And the oceans also suffer: We are all painfully aware of how the bushfires have affected such huge numbers of wildlife, wildlife habitats and land-based eco-systems. We also recognise how those impacts have (literally) spilled into our water-courses and wetlands especially in areas that have received large amounts of rain. But how many of us thought about how our oceans and marine life would be affected? A report from the Australian Marine Conservation Society on the impact of the 2019-20 bushfires on marine ecosystems warns that the full effects may take months to materialise.These impacts come from the nutrients, ash and debris which find their way into our oceans, harming wildlife and overwhelming mangroves, seagrass beds and inshore reefs. Contaminants released by the fires are also likely to affect the physiology and behaviour of marine life, and to find their way into the food chain. You can read the full report here.
EASTER IS COMING – BUT WHERE ARE THE CHOCOLATE BILBIES? Last year Cadbury’s abandoned its commitment to support the bilby fund through the sale of its chocolate bilbies. Luckily the Australian-owned company Pink Lady stepped up to the mark and produced the popular chocolate marsupials, with a percentage of profits committed to the bilby cause. Pink Lady bilbies are in production again this year but the big supermarket chains are not stocking them! Coles and Woolies need to be encouraged to change their minds, stock their shelves with bilbies not bunnies, and help protect one of our highly endangered species.
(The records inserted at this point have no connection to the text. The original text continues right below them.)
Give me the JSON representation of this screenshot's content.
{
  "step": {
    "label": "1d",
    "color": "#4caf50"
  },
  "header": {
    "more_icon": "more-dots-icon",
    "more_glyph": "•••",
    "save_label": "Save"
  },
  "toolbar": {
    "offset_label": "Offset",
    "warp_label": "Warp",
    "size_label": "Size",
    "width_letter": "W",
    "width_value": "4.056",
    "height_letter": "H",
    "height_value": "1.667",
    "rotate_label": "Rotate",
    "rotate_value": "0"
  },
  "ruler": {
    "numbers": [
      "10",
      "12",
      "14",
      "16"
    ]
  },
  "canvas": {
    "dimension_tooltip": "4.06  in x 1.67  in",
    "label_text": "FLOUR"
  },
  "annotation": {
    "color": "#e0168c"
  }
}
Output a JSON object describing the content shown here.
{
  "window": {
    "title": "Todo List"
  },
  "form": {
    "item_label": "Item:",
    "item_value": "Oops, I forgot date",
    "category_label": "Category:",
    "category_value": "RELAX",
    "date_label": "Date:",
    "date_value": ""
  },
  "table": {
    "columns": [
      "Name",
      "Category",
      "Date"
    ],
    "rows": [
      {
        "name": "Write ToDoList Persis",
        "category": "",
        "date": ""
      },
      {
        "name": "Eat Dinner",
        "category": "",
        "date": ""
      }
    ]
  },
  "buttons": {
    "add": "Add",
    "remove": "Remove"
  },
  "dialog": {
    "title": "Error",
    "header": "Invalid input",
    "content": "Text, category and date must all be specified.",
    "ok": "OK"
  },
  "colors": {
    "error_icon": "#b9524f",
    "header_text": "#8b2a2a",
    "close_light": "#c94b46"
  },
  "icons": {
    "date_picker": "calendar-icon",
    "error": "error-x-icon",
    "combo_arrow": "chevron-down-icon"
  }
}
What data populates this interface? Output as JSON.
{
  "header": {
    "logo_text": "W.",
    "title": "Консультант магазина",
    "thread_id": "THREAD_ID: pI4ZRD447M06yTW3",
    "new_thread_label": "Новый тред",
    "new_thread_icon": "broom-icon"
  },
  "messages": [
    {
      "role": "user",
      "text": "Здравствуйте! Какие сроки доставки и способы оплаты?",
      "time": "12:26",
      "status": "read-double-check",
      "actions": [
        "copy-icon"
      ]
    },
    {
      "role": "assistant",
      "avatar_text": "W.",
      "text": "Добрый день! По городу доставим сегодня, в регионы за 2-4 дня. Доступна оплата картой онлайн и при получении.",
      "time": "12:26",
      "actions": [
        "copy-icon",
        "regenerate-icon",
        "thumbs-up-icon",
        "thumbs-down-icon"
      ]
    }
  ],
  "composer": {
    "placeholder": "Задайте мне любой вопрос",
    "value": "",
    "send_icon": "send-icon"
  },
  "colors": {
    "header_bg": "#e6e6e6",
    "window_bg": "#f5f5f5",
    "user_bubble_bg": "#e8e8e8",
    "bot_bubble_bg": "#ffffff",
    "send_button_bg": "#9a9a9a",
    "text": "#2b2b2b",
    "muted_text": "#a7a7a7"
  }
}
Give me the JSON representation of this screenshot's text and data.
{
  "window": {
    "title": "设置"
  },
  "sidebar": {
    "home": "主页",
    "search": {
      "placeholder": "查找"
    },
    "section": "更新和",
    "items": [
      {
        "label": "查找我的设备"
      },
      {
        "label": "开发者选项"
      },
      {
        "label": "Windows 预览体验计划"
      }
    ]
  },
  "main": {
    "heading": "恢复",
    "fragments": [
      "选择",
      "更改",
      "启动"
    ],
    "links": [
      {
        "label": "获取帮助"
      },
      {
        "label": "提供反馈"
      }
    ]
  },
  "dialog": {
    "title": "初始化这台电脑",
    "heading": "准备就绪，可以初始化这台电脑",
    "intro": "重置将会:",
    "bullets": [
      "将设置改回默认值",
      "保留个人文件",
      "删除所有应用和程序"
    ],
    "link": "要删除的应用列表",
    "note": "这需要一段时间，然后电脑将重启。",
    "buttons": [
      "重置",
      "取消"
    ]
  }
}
That’s all for this update – please maintain your care for our environment and unique wildlife, while also staying safe and healthy yourself. Should government requirements or plain common sense require any changes to our activities to prevent further spread of the COVID-19 virus, we will let you know.